Activity: Please restate every entry exactly. Leave out the pictures.

Given records:
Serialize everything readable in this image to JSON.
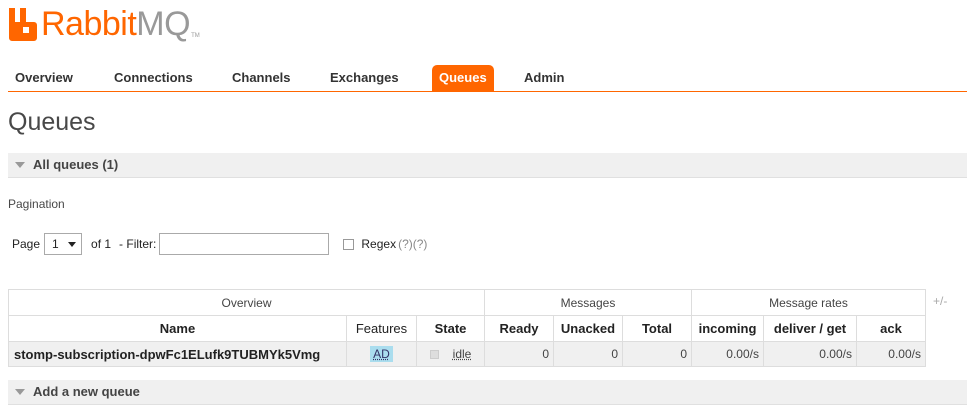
{
  "logo": {
    "brand": "Rabbit",
    "brand_suffix": "MQ",
    "tm": "TM"
  },
  "tabs": [
    {
      "label": "Overview",
      "active": false
    },
    {
      "label": "Connections",
      "active": false
    },
    {
      "label": "Channels",
      "active": false
    },
    {
      "label": "Exchanges",
      "active": false
    },
    {
      "label": "Queues",
      "active": true
    },
    {
      "label": "Admin",
      "active": false
    }
  ],
  "page_title": "Queues",
  "all_queues": {
    "label": "All queues (1)"
  },
  "pagination": {
    "label": "Pagination",
    "page_label": "Page",
    "page_value": "1",
    "of_label": "of 1",
    "filter_label": "- Filter:",
    "filter_value": "",
    "regex_label": "Regex",
    "help1": "(?)",
    "help2": "(?)"
  },
  "table": {
    "groups": [
      "Overview",
      "Messages",
      "Message rates"
    ],
    "plus_minus": "+/-",
    "headers": [
      "Name",
      "Features",
      "State",
      "Ready",
      "Unacked",
      "Total",
      "incoming",
      "deliver / get",
      "ack"
    ],
    "rows": [
      {
        "name": "stomp-subscription-dpwFc1ELufk9TUBMYk5Vmg",
        "features": "AD",
        "state": "idle",
        "ready": "0",
        "unacked": "0",
        "total": "0",
        "incoming": "0.00/s",
        "deliver_get": "0.00/s",
        "ack": "0.00/s"
      }
    ]
  },
  "add_queue": {
    "label": "Add a new queue"
  },
  "colors": {
    "accent": "#ff6600",
    "row_bg": "#f0f0f0",
    "badge_bg": "#aaddee"
  }
}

Exercise output:
Serialize everything readable in this image to JSON.
{
  "logo": {
    "brand": "Rabbit",
    "brand_suffix": "MQ",
    "tm": "TM"
  },
  "tabs": [
    {
      "label": "Overview",
      "active": false
    },
    {
      "label": "Connections",
      "active": false
    },
    {
      "label": "Channels",
      "active": false
    },
    {
      "label": "Exchanges",
      "active": false
    },
    {
      "label": "Queues",
      "active": true
    },
    {
      "label": "Admin",
      "active": false
    }
  ],
  "page_title": "Queues",
  "all_queues": {
    "label": "All queues (1)"
  },
  "pagination": {
    "label": "Pagination",
    "page_label": "Page",
    "page_value": "1",
    "of_label": "of 1",
    "filter_label": "- Filter:",
    "filter_value": "",
    "regex_label": "Regex",
    "help1": "(?)",
    "help2": "(?)"
  },
  "table": {
    "groups": [
      "Overview",
      "Messages",
      "Message rates"
    ],
    "plus_minus": "+/-",
    "headers": [
      "Name",
      "Features",
      "State",
      "Ready",
      "Unacked",
      "Total",
      "incoming",
      "deliver / get",
      "ack"
    ],
    "rows": [
      {
        "name": "stomp-subscription-dpwFc1ELufk9TUBMYk5Vmg",
        "features": "AD",
        "state": "idle",
        "ready": "0",
        "unacked": "0",
        "total": "0",
        "incoming": "0.00/s",
        "deliver_get": "0.00/s",
        "ack": "0.00/s"
      }
    ]
  },
  "add_queue": {
    "label": "Add a new queue"
  },
  "colors": {
    "accent": "#ff6600",
    "row_bg": "#f0f0f0",
    "badge_bg": "#aaddee"
  }
}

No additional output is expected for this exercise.